The Imam that gave the khutbah on the Friday before Ramadaan started said something that was really concerning. It came across as his interpretation of what was being stated in the verse or hadith that he referenced, and has left me feeling uneasy ever since. Even more so because I spent the better part of the first week of Ramadaan unable to fast due to illness.
He claimed that those people who did not fast, or at least did not observe the benefits of the month of Ramadaan, it was Allah’s way of excluding them because Allah didn’t need their contributions. This concerns me because it seems to go against the principle that Allah will guide anyone who chooses to be guided. If we disagree with this view, it would imply that Allah will actively misguide someone, and if that happens, then two key issues arise. Firstly, what chance has a person got of achieving Jannah if they are being misguided by Allah? None. Secondly, if Allah is misguiding them, then how can they be held accountable for being misguided? They can’t, since they have no power against Allah’s will.
So, logically, I cannot accept that interpretation to be true. It further got me reflecting on the benefits that I may be losing out on because I was unable to fast. Was I being deprived of Allah’s mercy for a fasting person, or was I in fact being blessed with having my sins expiated during a month where every good is increased tenfold? Trusting that Allah’s mercy precedes His anger, I am inclined to believe the latter.

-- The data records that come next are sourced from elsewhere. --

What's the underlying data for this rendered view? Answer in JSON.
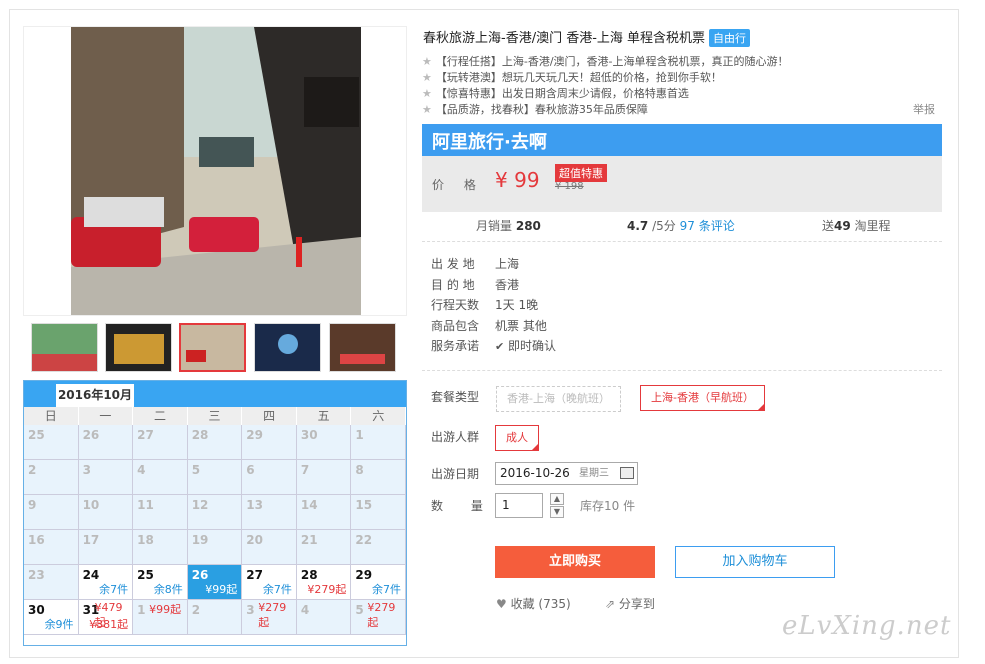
{
  "product": {
    "title": "春秋旅游上海-香港/澳门 香港-上海 单程含税机票",
    "badge": "自由行",
    "features": [
      "【行程任搭】上海-香港/澳门，香港-上海单程含税机票，真正的随心游！",
      "【玩转港澳】想玩几天玩几天！超低的价格，抢到你手软！",
      "【惊喜特惠】出发日期含周末少请假，价格特惠首选",
      "【品质游，找春秋】春秋旅游35年品质保障"
    ],
    "report": "举报"
  },
  "brand": {
    "name": "阿里旅行·去啊",
    "color": "#3d9df0"
  },
  "price": {
    "label": "价 格",
    "currency": "¥",
    "value": "99",
    "deal": "超值特惠",
    "original": "¥ 198"
  },
  "stats": {
    "monthly_label": "月销量",
    "monthly": "280",
    "rating": "4.7",
    "rating_max": "/5分",
    "reviews": "97 条评论",
    "miles_prefix": "送",
    "miles": "49",
    "miles_suffix": "淘里程"
  },
  "info": [
    {
      "k": "出 发 地",
      "v": "上海"
    },
    {
      "k": "目 的 地",
      "v": "香港"
    },
    {
      "k": "行程天数",
      "v": "1天 1晚"
    },
    {
      "k": "商品包含",
      "v": "机票  其他"
    },
    {
      "k": "服务承诺",
      "v": "即时确认"
    }
  ],
  "form": {
    "package_label": "套餐类型",
    "package_options": [
      "香港-上海（晚航班）",
      "上海-香港（早航班）"
    ],
    "crowd_label": "出游人群",
    "crowd_option": "成人",
    "date_label": "出游日期",
    "date_value": "2016-10-26",
    "date_week": "星期三",
    "qty_label": "数 量",
    "qty_value": "1",
    "stock": "库存10 件",
    "buy": "立即购买",
    "cart": "加入购物车",
    "fav": "收藏 (735)",
    "share": "分享到"
  },
  "calendar": {
    "month": "2016年10月",
    "weekdays": [
      "日",
      "一",
      "二",
      "三",
      "四",
      "五",
      "六"
    ],
    "cells": [
      {
        "d": "25",
        "a": false
      },
      {
        "d": "26",
        "a": false
      },
      {
        "d": "27",
        "a": false
      },
      {
        "d": "28",
        "a": false
      },
      {
        "d": "29",
        "a": false
      },
      {
        "d": "30",
        "a": false
      },
      {
        "d": "1",
        "a": false
      },
      {
        "d": "2",
        "a": false
      },
      {
        "d": "3",
        "a": false
      },
      {
        "d": "4",
        "a": false
      },
      {
        "d": "5",
        "a": false
      },
      {
        "d": "6",
        "a": false
      },
      {
        "d": "7",
        "a": false
      },
      {
        "d": "8",
        "a": false
      },
      {
        "d": "9",
        "a": false
      },
      {
        "d": "10",
        "a": false
      },
      {
        "d": "11",
        "a": false
      },
      {
        "d": "12",
        "a": false
      },
      {
        "d": "13",
        "a": false
      },
      {
        "d": "14",
        "a": false
      },
      {
        "d": "15",
        "a": false
      },
      {
        "d": "16",
        "a": false
      },
      {
        "d": "17",
        "a": false
      },
      {
        "d": "18",
        "a": false
      },
      {
        "d": "19",
        "a": false
      },
      {
        "d": "20",
        "a": false
      },
      {
        "d": "21",
        "a": false
      },
      {
        "d": "22",
        "a": false
      },
      {
        "d": "23",
        "a": false
      },
      {
        "d": "24",
        "a": true,
        "s": "余7件",
        "c": "blue"
      },
      {
        "d": "25",
        "a": true,
        "s": "余8件",
        "c": "blue"
      },
      {
        "d": "26",
        "a": true,
        "sel": true,
        "s": "¥99起",
        "c": "blue"
      },
      {
        "d": "27",
        "a": true,
        "s": "余7件",
        "c": "blue"
      },
      {
        "d": "28",
        "a": true,
        "s": "¥279起",
        "c": "red"
      },
      {
        "d": "29",
        "a": true,
        "s": "余7件",
        "c": "blue"
      },
      {
        "d": "30",
        "a": true,
        "s": "余9件",
        "c": "blue"
      },
      {
        "d": "31",
        "a": true,
        "s": "¥381起",
        "c": "red",
        "s2": "¥479起"
      },
      {
        "d": "1",
        "a": false,
        "s2": "¥99起"
      },
      {
        "d": "2",
        "a": false,
        "s2": ""
      },
      {
        "d": "3",
        "a": false,
        "s2": "¥279起"
      },
      {
        "d": "4",
        "a": false
      },
      {
        "d": "5",
        "a": false,
        "s2": "¥279起"
      }
    ]
  },
  "watermark": "eLvXing.net"
}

The ‘fire and brimstone’ approach of encouraging people towards good was never a hallmark of the advice given by Rasulullah (SAW). This is something that I most often notice from ‘scholars’ (and I use that word lightly) that mimic their non-Muslim counterparts, and often, it stems from the cultural tendencies of the East where kids are raised by fear of repercussions rather than love for compliance. I am of North Indian descent, so this is my first hand experience, and not conjecture. I’ve witnessed many rituals being contaminated by this same mindset, especially where the issues border on mysticism, or include the jinn. The amount of cross cultural contamination of Islam amongst Indians and Pakistanis is extremely concerning. And I guess the words of the Imam on that Friday just raised all those alarm bells again for me.
This is not a generalised swipe at all Muslims of Indian or Pakistani descent. There are many that are actively involved in clearing the misconceptions about what is Islam versus what is cultural baggage. I guess I just despise the approach to Islam that seems to focus on the potential punishments behind every non-compliance rather than focusing on the beauty and benefit that can be gained from complying. The mind set is vastly different between the two, and chances are we’ll see a lot less rebellion in teenagers and adults alike when they eventually grow old enough to be immune to the threats of their parents and teachers if they don’t do what is expected of them.